EXERCISE AIM: Whenever a line in the data contains "this", show that line.

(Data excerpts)
┌──
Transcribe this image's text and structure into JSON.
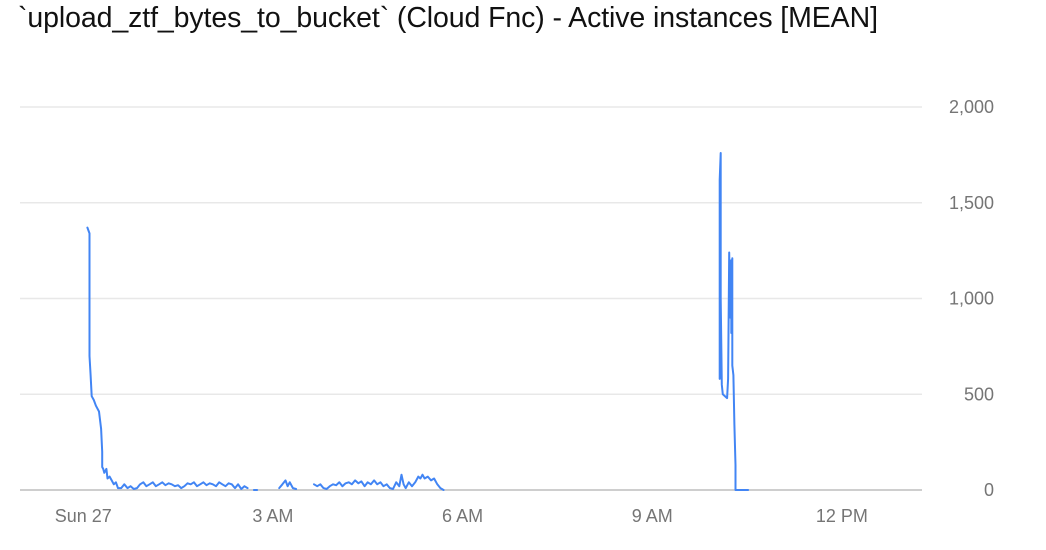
{
  "chart_data": {
    "type": "line",
    "title": "`upload_ztf_bytes_to_bucket` (Cloud Fnc) - Active instances [MEAN]",
    "xlabel": "",
    "ylabel": "",
    "ylim": [
      0,
      2000
    ],
    "xlim": [
      "2020-09-26T23:00",
      "2020-09-27T13:16"
    ],
    "grid": "horizontal",
    "legend": "none",
    "y_axis_side": "right",
    "y_ticks": [
      {
        "value": 0,
        "label": "0"
      },
      {
        "value": 500,
        "label": "500"
      },
      {
        "value": 1000,
        "label": "1,000"
      },
      {
        "value": 1500,
        "label": "1,500"
      },
      {
        "value": 2000,
        "label": "2,000"
      }
    ],
    "x_ticks": [
      {
        "value": "2020-09-27T00:00",
        "label": "Sun 27"
      },
      {
        "value": "2020-09-27T03:00",
        "label": "3 AM"
      },
      {
        "value": "2020-09-27T06:00",
        "label": "6 AM"
      },
      {
        "value": "2020-09-27T09:00",
        "label": "9 AM"
      },
      {
        "value": "2020-09-27T12:00",
        "label": "12 PM"
      }
    ],
    "series": [
      {
        "color": "#4285f4",
        "segments": [
          [
            [
              "2020-09-27T00:04",
              1370
            ],
            [
              "2020-09-27T00:06",
              1340
            ],
            [
              "2020-09-27T00:06",
              700
            ],
            [
              "2020-09-27T00:07",
              600
            ],
            [
              "2020-09-27T00:08",
              490
            ],
            [
              "2020-09-27T00:10",
              470
            ],
            [
              "2020-09-27T00:12",
              440
            ],
            [
              "2020-09-27T00:15",
              410
            ],
            [
              "2020-09-27T00:17",
              320
            ],
            [
              "2020-09-27T00:18",
              200
            ],
            [
              "2020-09-27T00:18",
              120
            ],
            [
              "2020-09-27T00:19",
              110
            ],
            [
              "2020-09-27T00:20",
              90
            ],
            [
              "2020-09-27T00:22",
              110
            ],
            [
              "2020-09-27T00:23",
              60
            ],
            [
              "2020-09-27T00:25",
              70
            ],
            [
              "2020-09-27T00:27",
              50
            ],
            [
              "2020-09-27T00:29",
              30
            ],
            [
              "2020-09-27T00:31",
              40
            ],
            [
              "2020-09-27T00:33",
              10
            ],
            [
              "2020-09-27T00:36",
              10
            ],
            [
              "2020-09-27T00:39",
              30
            ],
            [
              "2020-09-27T00:42",
              10
            ],
            [
              "2020-09-27T00:45",
              20
            ],
            [
              "2020-09-27T00:48",
              5
            ],
            [
              "2020-09-27T00:51",
              10
            ],
            [
              "2020-09-27T00:54",
              30
            ],
            [
              "2020-09-27T00:57",
              40
            ],
            [
              "2020-09-27T01:00",
              20
            ],
            [
              "2020-09-27T01:03",
              30
            ],
            [
              "2020-09-27T01:06",
              40
            ],
            [
              "2020-09-27T01:09",
              20
            ],
            [
              "2020-09-27T01:12",
              30
            ],
            [
              "2020-09-27T01:15",
              40
            ],
            [
              "2020-09-27T01:18",
              25
            ],
            [
              "2020-09-27T01:21",
              35
            ],
            [
              "2020-09-27T01:24",
              30
            ],
            [
              "2020-09-27T01:27",
              20
            ],
            [
              "2020-09-27T01:30",
              25
            ],
            [
              "2020-09-27T01:33",
              10
            ],
            [
              "2020-09-27T01:36",
              20
            ],
            [
              "2020-09-27T01:39",
              35
            ],
            [
              "2020-09-27T01:42",
              30
            ],
            [
              "2020-09-27T01:45",
              40
            ],
            [
              "2020-09-27T01:48",
              20
            ],
            [
              "2020-09-27T01:51",
              30
            ],
            [
              "2020-09-27T01:54",
              40
            ],
            [
              "2020-09-27T01:57",
              25
            ],
            [
              "2020-09-27T02:00",
              35
            ],
            [
              "2020-09-27T02:03",
              30
            ],
            [
              "2020-09-27T02:06",
              20
            ],
            [
              "2020-09-27T02:09",
              40
            ],
            [
              "2020-09-27T02:12",
              30
            ],
            [
              "2020-09-27T02:15",
              20
            ],
            [
              "2020-09-27T02:18",
              35
            ],
            [
              "2020-09-27T02:21",
              30
            ],
            [
              "2020-09-27T02:24",
              10
            ],
            [
              "2020-09-27T02:27",
              30
            ],
            [
              "2020-09-27T02:30",
              5
            ],
            [
              "2020-09-27T02:33",
              20
            ],
            [
              "2020-09-27T02:36",
              10
            ]
          ],
          [
            [
              "2020-09-27T02:42",
              0
            ],
            [
              "2020-09-27T02:45",
              0
            ]
          ],
          [
            [
              "2020-09-27T03:06",
              10
            ],
            [
              "2020-09-27T03:09",
              30
            ],
            [
              "2020-09-27T03:12",
              50
            ],
            [
              "2020-09-27T03:14",
              20
            ],
            [
              "2020-09-27T03:16",
              40
            ],
            [
              "2020-09-27T03:19",
              10
            ],
            [
              "2020-09-27T03:22",
              5
            ]
          ],
          [
            [
              "2020-09-27T03:39",
              30
            ],
            [
              "2020-09-27T03:42",
              20
            ],
            [
              "2020-09-27T03:45",
              30
            ],
            [
              "2020-09-27T03:48",
              10
            ],
            [
              "2020-09-27T03:51",
              5
            ],
            [
              "2020-09-27T03:54",
              20
            ],
            [
              "2020-09-27T03:57",
              30
            ],
            [
              "2020-09-27T04:00",
              25
            ],
            [
              "2020-09-27T04:03",
              40
            ],
            [
              "2020-09-27T04:06",
              20
            ],
            [
              "2020-09-27T04:09",
              35
            ],
            [
              "2020-09-27T04:12",
              40
            ],
            [
              "2020-09-27T04:15",
              30
            ],
            [
              "2020-09-27T04:18",
              50
            ],
            [
              "2020-09-27T04:21",
              35
            ],
            [
              "2020-09-27T04:24",
              45
            ],
            [
              "2020-09-27T04:27",
              20
            ],
            [
              "2020-09-27T04:30",
              40
            ],
            [
              "2020-09-27T04:33",
              30
            ],
            [
              "2020-09-27T04:36",
              50
            ],
            [
              "2020-09-27T04:39",
              30
            ],
            [
              "2020-09-27T04:42",
              40
            ],
            [
              "2020-09-27T04:45",
              20
            ],
            [
              "2020-09-27T04:48",
              30
            ],
            [
              "2020-09-27T04:51",
              10
            ],
            [
              "2020-09-27T04:54",
              5
            ],
            [
              "2020-09-27T04:57",
              40
            ],
            [
              "2020-09-27T05:00",
              20
            ],
            [
              "2020-09-27T05:02",
              80
            ],
            [
              "2020-09-27T05:04",
              30
            ],
            [
              "2020-09-27T05:06",
              10
            ],
            [
              "2020-09-27T05:09",
              40
            ],
            [
              "2020-09-27T05:12",
              20
            ],
            [
              "2020-09-27T05:15",
              40
            ],
            [
              "2020-09-27T05:18",
              70
            ],
            [
              "2020-09-27T05:20",
              60
            ],
            [
              "2020-09-27T05:22",
              80
            ],
            [
              "2020-09-27T05:24",
              60
            ],
            [
              "2020-09-27T05:27",
              70
            ],
            [
              "2020-09-27T05:30",
              50
            ],
            [
              "2020-09-27T05:33",
              60
            ],
            [
              "2020-09-27T05:36",
              30
            ],
            [
              "2020-09-27T05:39",
              10
            ],
            [
              "2020-09-27T05:42",
              0
            ]
          ],
          [
            [
              "2020-09-27T10:04",
              580
            ],
            [
              "2020-09-27T10:04",
              1620
            ],
            [
              "2020-09-27T10:05",
              1760
            ],
            [
              "2020-09-27T10:05",
              1000
            ],
            [
              "2020-09-27T10:06",
              550
            ],
            [
              "2020-09-27T10:07",
              500
            ],
            [
              "2020-09-27T10:09",
              490
            ],
            [
              "2020-09-27T10:11",
              480
            ],
            [
              "2020-09-27T10:12",
              580
            ],
            [
              "2020-09-27T10:13",
              1240
            ],
            [
              "2020-09-27T10:14",
              900
            ],
            [
              "2020-09-27T10:15",
              1200
            ],
            [
              "2020-09-27T10:15",
              820
            ],
            [
              "2020-09-27T10:16",
              1210
            ],
            [
              "2020-09-27T10:16",
              650
            ],
            [
              "2020-09-27T10:17",
              600
            ],
            [
              "2020-09-27T10:18",
              340
            ],
            [
              "2020-09-27T10:19",
              130
            ],
            [
              "2020-09-27T10:19",
              0
            ],
            [
              "2020-09-27T10:23",
              0
            ],
            [
              "2020-09-27T10:28",
              0
            ],
            [
              "2020-09-27T10:31",
              0
            ]
          ]
        ]
      }
    ]
  }
}
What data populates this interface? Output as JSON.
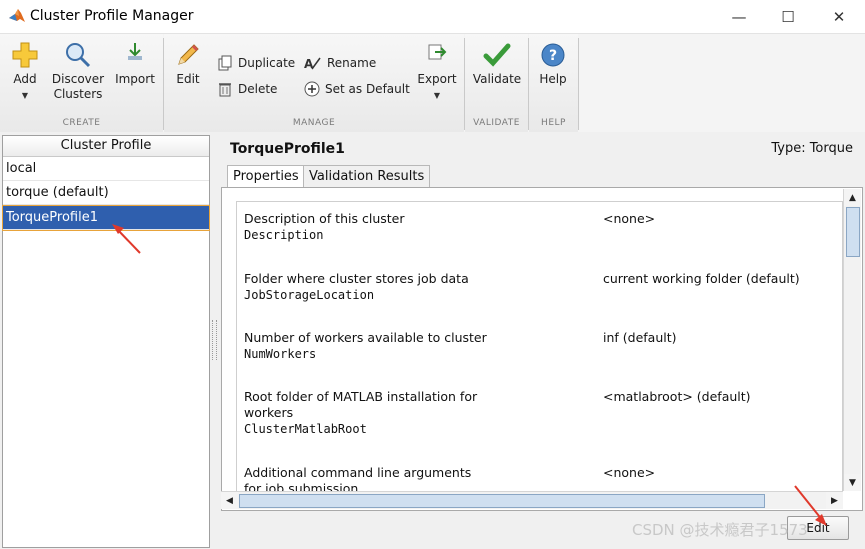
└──
EXERCISE SOLUTION:
Transcribe this image's text and structure into JSON.
What data populates this interface? Output as JSON.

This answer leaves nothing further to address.